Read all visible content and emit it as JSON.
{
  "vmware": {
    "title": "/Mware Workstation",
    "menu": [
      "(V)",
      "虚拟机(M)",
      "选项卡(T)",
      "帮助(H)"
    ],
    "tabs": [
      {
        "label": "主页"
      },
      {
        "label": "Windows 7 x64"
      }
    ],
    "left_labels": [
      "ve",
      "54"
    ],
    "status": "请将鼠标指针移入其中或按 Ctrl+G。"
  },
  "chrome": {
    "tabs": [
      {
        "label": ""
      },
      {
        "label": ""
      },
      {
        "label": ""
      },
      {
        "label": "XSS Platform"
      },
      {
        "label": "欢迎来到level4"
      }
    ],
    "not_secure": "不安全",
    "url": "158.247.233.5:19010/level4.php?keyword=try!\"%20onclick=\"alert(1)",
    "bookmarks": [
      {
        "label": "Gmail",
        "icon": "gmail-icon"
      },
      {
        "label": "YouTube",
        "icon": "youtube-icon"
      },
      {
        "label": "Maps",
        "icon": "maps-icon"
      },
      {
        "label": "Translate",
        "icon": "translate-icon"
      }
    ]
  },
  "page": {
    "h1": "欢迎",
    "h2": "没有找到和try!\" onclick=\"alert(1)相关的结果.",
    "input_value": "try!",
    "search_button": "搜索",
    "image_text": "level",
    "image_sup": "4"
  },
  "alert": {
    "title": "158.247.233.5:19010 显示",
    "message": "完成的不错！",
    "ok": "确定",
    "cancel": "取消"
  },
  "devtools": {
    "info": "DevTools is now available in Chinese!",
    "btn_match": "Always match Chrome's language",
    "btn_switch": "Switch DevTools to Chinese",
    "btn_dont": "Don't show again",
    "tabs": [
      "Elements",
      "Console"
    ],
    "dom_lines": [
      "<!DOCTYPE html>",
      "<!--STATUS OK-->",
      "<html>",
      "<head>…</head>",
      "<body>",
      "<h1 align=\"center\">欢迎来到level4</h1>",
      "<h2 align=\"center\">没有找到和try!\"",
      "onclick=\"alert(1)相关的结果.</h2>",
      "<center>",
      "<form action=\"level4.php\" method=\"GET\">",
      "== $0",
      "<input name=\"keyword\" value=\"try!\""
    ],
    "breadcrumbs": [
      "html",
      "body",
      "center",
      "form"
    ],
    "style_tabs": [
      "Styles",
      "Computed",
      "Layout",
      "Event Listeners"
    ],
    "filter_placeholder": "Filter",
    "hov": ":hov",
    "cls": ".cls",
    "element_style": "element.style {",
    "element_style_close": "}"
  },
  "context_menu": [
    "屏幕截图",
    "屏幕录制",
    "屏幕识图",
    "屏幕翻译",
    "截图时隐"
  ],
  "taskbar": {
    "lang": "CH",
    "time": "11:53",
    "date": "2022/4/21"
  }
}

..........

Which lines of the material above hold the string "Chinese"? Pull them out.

**Result for this task:**
    "info": "DevTools is now available in Chinese!",
    "btn_switch": "Switch DevTools to Chinese",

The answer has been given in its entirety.